WORKS: Ruy Blas Overture; Symphony No. 1 in C minor, Op. 11; Symphony No. 4 in A, Op. 90 (Italian)
PERFORMER: Bergen PO/Andrew Litton
CATALOGUE NO: BIS SACD 1584 (hybrid CD/SACD)
This is one of the most enjoyable discs I’ve listened to in a long time. Its programme combines the precocious 15-year-old composer’s First Symphony with the highly popular Italian Symphony he composed nine years later.
Contrary to what has sometimes been said, Mendelssohn’s music does not play itself and here conductor Andrew Litton, as in his recording of the Second Symphony (which I reviewed in the August/Proms 2009 issue), allows himself to add dynamics in various places where the composer hasn’t marked them (Mendelssohn perhaps relying on the initiative of conductors – though, knowing the composer, probably not of players!).

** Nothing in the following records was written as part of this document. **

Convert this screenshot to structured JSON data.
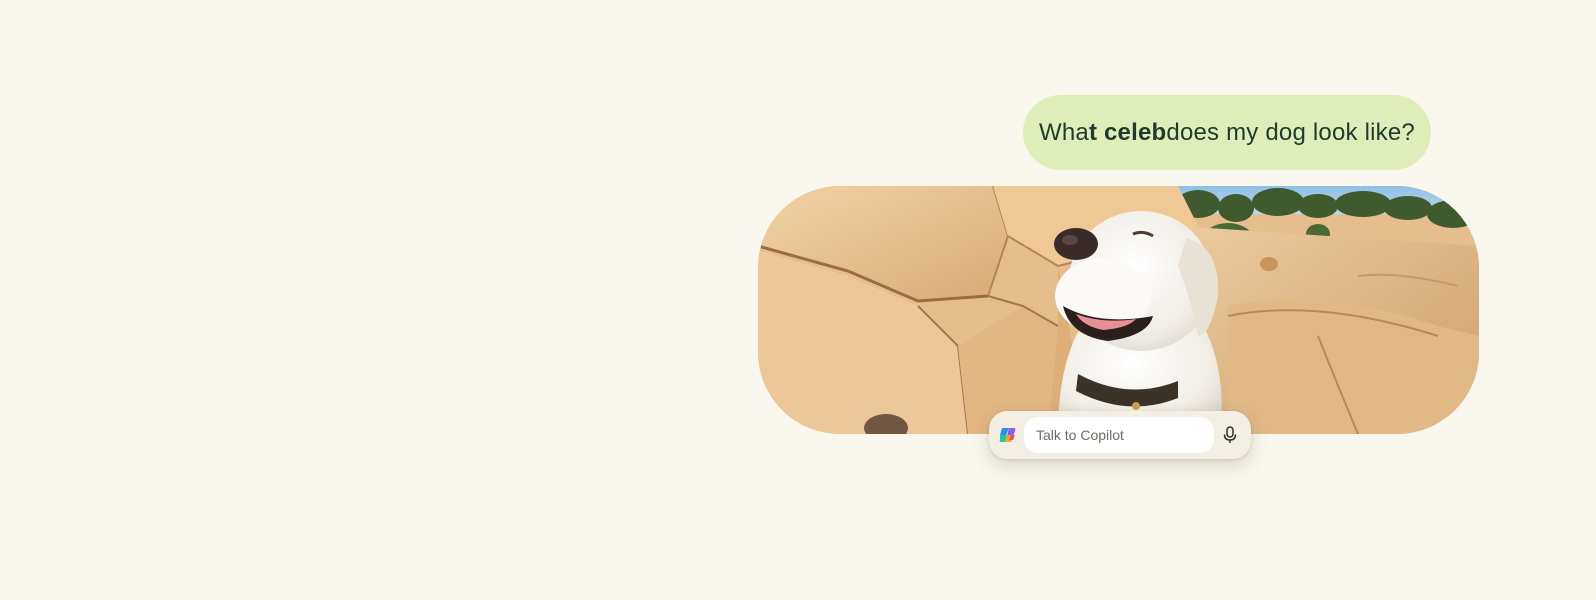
{
  "message": {
    "prefix": "Wha",
    "bold_a": "t celeb",
    "suffix": " does my dog look like?",
    "full_text": "What celeb does my dog look like?"
  },
  "photo": {
    "subject": "white labrador dog on sandstone rocks"
  },
  "composer": {
    "placeholder": "Talk to Copilot",
    "logo_icon": "copilot-logo-icon",
    "mic_icon": "microphone-icon"
  },
  "colors": {
    "background": "#faf7ef",
    "bubble": "#dfeeb8",
    "bubble_text": "#1f3a2e"
  }
}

In every case these additions are intelligent and tasteful and do much in the faster movements to bind them together. Long, held notes are a case in point: sometimes they need to be steady and uninflected, sometimes an added hairpin or crescendo will contribute importantly to the surrounding texture. Litton, for my money, gets it right every time.
He also intelligently lightens up the theme of the First Symphony’s finale, to distinguish it from the preceding Menuetto which ends loudly in much the same tempo and in the same key of C minor. Litton also makes clear distinctions between fast and slow: in the Italian Symphony, the first movement goes like the wind, though with no sense of undue haste, while the third movement still retains the grace and dignity of the minuet from which it derives.

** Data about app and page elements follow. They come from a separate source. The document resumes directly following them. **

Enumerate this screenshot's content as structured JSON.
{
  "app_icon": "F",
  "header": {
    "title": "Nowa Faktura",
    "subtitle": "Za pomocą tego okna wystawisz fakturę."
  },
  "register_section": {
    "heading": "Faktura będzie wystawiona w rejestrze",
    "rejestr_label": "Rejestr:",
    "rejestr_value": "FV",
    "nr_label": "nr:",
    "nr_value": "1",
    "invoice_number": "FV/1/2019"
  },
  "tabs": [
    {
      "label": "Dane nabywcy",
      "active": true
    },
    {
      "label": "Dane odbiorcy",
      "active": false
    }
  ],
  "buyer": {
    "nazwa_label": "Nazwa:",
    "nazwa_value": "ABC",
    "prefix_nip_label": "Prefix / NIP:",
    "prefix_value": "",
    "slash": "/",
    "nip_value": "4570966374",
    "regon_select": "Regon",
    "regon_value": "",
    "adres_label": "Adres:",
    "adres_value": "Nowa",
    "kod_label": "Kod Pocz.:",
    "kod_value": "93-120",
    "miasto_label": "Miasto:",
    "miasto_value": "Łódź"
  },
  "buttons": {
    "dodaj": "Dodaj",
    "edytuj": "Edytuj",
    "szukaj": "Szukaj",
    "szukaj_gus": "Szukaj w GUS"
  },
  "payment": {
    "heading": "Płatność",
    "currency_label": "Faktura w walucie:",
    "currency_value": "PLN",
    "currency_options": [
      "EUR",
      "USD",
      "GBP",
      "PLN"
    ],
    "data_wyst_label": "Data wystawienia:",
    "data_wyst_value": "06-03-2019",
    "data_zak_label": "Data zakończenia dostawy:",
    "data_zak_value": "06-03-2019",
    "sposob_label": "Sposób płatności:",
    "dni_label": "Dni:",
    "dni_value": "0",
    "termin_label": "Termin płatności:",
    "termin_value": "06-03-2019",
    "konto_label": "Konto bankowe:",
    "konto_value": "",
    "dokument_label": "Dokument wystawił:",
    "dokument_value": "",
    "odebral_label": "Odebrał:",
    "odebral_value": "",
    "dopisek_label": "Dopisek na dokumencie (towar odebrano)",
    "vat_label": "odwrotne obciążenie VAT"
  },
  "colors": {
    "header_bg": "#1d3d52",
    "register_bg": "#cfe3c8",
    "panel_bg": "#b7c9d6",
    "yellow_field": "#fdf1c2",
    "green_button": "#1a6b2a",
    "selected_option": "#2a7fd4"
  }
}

Litton likewise has a wonderful feel for Mendelssohn’s often asymmetrical phrasing, as in the legato second tune of the Ruy Blas Overture. This has not always been kindly received – a recent critic dismissed it as ‘a rather corny tune… a sort of congenial university song’. In Litton’s hands it is far more than that, and unfolds with an enchanting inevitability.How good, too, to come across a conductor who is not afraid to make his orchestra play pianississimo! In the finale to the First Symphony, for example, the pizzicato strings on tiptoe twice usher in woodwind solos to magical effect.
The woodwind section blend beautifully, and one of the most delicious moments comes near the start of the second movement of the Italian Symphony where the strings are joined by the two flutes, both vibrato-free. At the other extreme, the C major coda of this movement lifts you out of your seat. You might say that Mendelssohn’s fugal textures were designed for SACD, though of course the truth is rather the reverse.
In any case their appearance in the two symphonic finales here underline the sheer fun Mendelssohn was now having with counterpoint, having put in all the hard work at an impressionable age. I look forward eagerly now to the release of Litton and the Bergen Philharmonic’s recording of Symphonies 3 and 5 to make up a wonderful set. Roger Nichols